When we started the Google Code project hosting service in 2006, the world of project hosting was limited. We were worried about reliability and stagnation, so we took action by giving the open source community another option to choose from. Since then, we’ve seen a wide variety of better project hosting services such as GitHub and Bitbucket bloom. Many projects moved away from Google Code to those other systems. To meet developers where they are, we ourselves migrated nearly a thousand of our own open source projects from Google Code to GitHub.
As developers migrated away from Google Code, a growing share of the remaining projects were spam or abuse. Lately, the administrative load has consisted almost exclusively of abuse management. After profiling non-abusive activity on Google Code, it has become clear to us that the service simply isn’t needed anymore.
Beginning today, we have disabled new project creation on Google Code. We will be shutting down the service about 10 months from now on January 25th, 2016. Below, we provide links to migration tools designed to help you move your projects off of Google Code. We will also make ourselves available over the next three months to those projects that need help migrating from Google Code to other hosts.
- March 12, 2015 – New project creation disabled.
- August 24, 2015 – The site goes read-only. You can still checkout/view project source, issues, and wikis.
- January 25, 2016 – The project hosting service is closed. You will be able to download a tarball of project source, issues, and wikis. These tarballs will be available throughout the rest of 2016.

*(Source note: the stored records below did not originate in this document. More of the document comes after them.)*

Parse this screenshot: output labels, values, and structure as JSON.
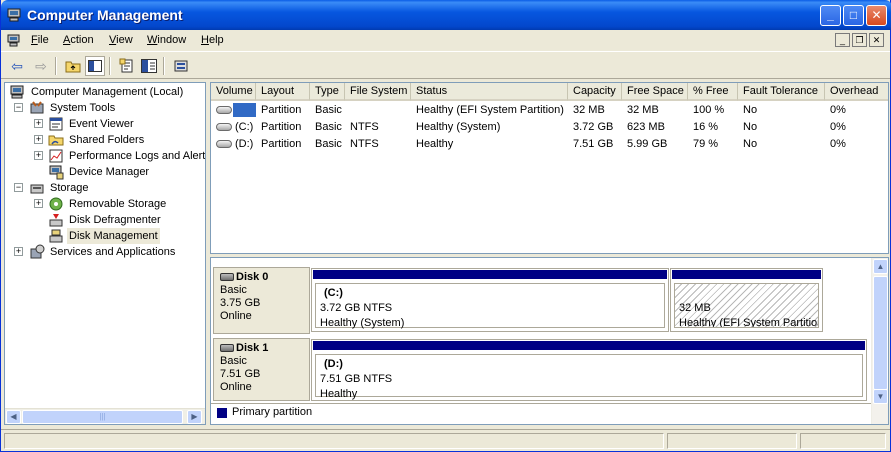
{
  "window": {
    "title": "Computer Management"
  },
  "menubar": {
    "items": [
      {
        "label": "File",
        "key": "F"
      },
      {
        "label": "Action",
        "key": "A"
      },
      {
        "label": "View",
        "key": "V"
      },
      {
        "label": "Window",
        "key": "W"
      },
      {
        "label": "Help",
        "key": "H"
      }
    ]
  },
  "tree": {
    "root": "Computer Management (Local)",
    "items": [
      {
        "label": "System Tools"
      },
      {
        "label": "Event Viewer"
      },
      {
        "label": "Shared Folders"
      },
      {
        "label": "Performance Logs and Alerts"
      },
      {
        "label": "Device Manager"
      },
      {
        "label": "Storage"
      },
      {
        "label": "Removable Storage"
      },
      {
        "label": "Disk Defragmenter"
      },
      {
        "label": "Disk Management"
      },
      {
        "label": "Services and Applications"
      }
    ],
    "selected": "Disk Management"
  },
  "volume_list": {
    "columns": [
      "Volume",
      "Layout",
      "Type",
      "File System",
      "Status",
      "Capacity",
      "Free Space",
      "% Free",
      "Fault Tolerance",
      "Overhead"
    ],
    "rows": [
      {
        "volume": "",
        "layout": "Partition",
        "type": "Basic",
        "fs": "",
        "status": "Healthy (EFI System Partition)",
        "capacity": "32 MB",
        "free": "32 MB",
        "pct": "100 %",
        "fault": "No",
        "overhead": "0%"
      },
      {
        "volume": "(C:)",
        "layout": "Partition",
        "type": "Basic",
        "fs": "NTFS",
        "status": "Healthy (System)",
        "capacity": "3.72 GB",
        "free": "623 MB",
        "pct": "16 %",
        "fault": "No",
        "overhead": "0%"
      },
      {
        "volume": "(D:)",
        "layout": "Partition",
        "type": "Basic",
        "fs": "NTFS",
        "status": "Healthy",
        "capacity": "7.51 GB",
        "free": "5.99 GB",
        "pct": "79 %",
        "fault": "No",
        "overhead": "0%"
      }
    ]
  },
  "disks": [
    {
      "name": "Disk 0",
      "type": "Basic",
      "size": "3.75 GB",
      "state": "Online",
      "partitions": [
        {
          "name": "(C:)",
          "size": "3.72 GB NTFS",
          "status": "Healthy (System)"
        },
        {
          "name": "",
          "size": "32 MB",
          "status": "Healthy (EFI System Partition)"
        }
      ]
    },
    {
      "name": "Disk 1",
      "type": "Basic",
      "size": "7.51 GB",
      "state": "Online",
      "partitions": [
        {
          "name": "(D:)",
          "size": "7.51 GB NTFS",
          "status": "Healthy"
        }
      ]
    }
  ],
  "legend": {
    "label": "Primary partition",
    "color": "#000084"
  },
  "colors": {
    "titlebar": "#0a5de6",
    "selection": "#316ac5",
    "partition_bar": "#000084"
  }
}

Google announced today that it is closing its programming project hosting service, Google Code, after nine years of operations. Google stopped users from creating new projects yesterday and will make existing projects read-only this August, ahead of a complete closure scheduled for January 25th, 2016.
Google Code was created back in 2006, when project hosting options were limited, but since launch, it’s seen a “wide variety of better project hosting services” such as GitHub and Bitbucket rise to the forefront.
I actually used to use Google Code for a few personal projects years ago, but once I signed up with GitHub, I moved all of my projects over there and haven’t looked back. The same goes with the other developers here at Data McFly, and with most developers everywhere. But, it’s still a little bittersweet to see this long-time project get shut down, since it seemed like it was always there.